He said David Cameron could not guarantee cheaper bills and tackling climate change would cost now in order to have cheaper renewable energy for future generations.
Speaking on a visit to Whitelee Wind Farm, in Eaglesham, just outside Glasgow, Mr Miliband also cast doubt on the SNP target of 100% of energy from renewables by 2020.
Last Month Mr Cameron said he would ensure energy firms offer their customers the lowest tariff.
Mr Miliband had a tour of the visitor centre then took questions from a small audience on energy policy.
Afterwards he cast doubts on the Prime Minister's pledge to lower energy bills for homes and on Alex Salmond's commitment to 100% of domestic electricity from renewables.
He said: "Over the next decade or more the trend will be upwards. That is the trend to tackle climate change.
"We need to make it as fair as possible and not an excuse to rip off consumers.
"David Cameron is not taking on the energy market, which is still gripped by the 'Big Six' companies.
"David Cameron cannot guarantee cheaper bills."
He was sceptical of the SNP's target of the equivalent of 100% renewables in eight years' time, after it increased the target from 80% after exceeding the interim target of 31% last year.
Mr Miliband said: "Seeing is believing. Let's see if they can deliver.
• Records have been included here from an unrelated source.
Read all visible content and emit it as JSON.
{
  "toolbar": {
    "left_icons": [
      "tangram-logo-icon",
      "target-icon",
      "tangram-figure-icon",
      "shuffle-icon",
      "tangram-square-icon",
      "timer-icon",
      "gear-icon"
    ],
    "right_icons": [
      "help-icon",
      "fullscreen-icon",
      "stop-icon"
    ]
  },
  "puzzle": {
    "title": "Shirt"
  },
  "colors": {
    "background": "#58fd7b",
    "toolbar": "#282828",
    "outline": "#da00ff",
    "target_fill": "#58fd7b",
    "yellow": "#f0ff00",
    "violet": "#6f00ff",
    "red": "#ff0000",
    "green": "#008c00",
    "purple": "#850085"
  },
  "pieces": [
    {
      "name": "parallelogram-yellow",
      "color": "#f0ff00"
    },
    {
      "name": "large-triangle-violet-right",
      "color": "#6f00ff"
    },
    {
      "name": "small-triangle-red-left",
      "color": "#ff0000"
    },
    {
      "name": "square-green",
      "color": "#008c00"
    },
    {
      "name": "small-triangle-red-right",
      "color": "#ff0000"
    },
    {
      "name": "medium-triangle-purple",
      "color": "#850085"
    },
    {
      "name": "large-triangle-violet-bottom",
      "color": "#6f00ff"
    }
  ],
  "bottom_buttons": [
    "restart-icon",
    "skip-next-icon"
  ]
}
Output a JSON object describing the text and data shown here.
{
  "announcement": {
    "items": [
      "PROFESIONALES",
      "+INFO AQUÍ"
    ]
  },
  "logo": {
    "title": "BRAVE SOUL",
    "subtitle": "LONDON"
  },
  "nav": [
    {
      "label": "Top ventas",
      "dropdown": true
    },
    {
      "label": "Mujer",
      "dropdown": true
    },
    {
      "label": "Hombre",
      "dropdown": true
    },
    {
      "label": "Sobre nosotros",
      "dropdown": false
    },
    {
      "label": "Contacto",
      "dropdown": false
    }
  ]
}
"Alex Salmond's record on straightness isn't what it might be.
"The bigger picture is the referendum, and it's important to energy.
"We are better off tackling climate change together.
"Scotland gets 20% of investment from the UK because of the natural resources and the rest of the UK benefits from cheaper energy.
"If Scotland was separate we would both lose out. Scotland wouldn't get investment and support and the rest would have to pay more. That is the reality."
Mr Miliband, a former Energy Minister in the last Labour Government, said the country needed a mix of energy sources and could not put all its 'energy eggs in one basket'.
He said we need on-shore and off-shore wind, nuclear and clean coal to ensure sufficient supply and not be left dependent on foreign imports.
Mr Cameron, he said, was guilty of promising great things on the environment before he became Prime Minister but not following though, which was creating uncertainty and was deterring business from investing in green energy projects.
He added: "If I am elected as the next Prime Minister We will put the environment at the centre of our priorities."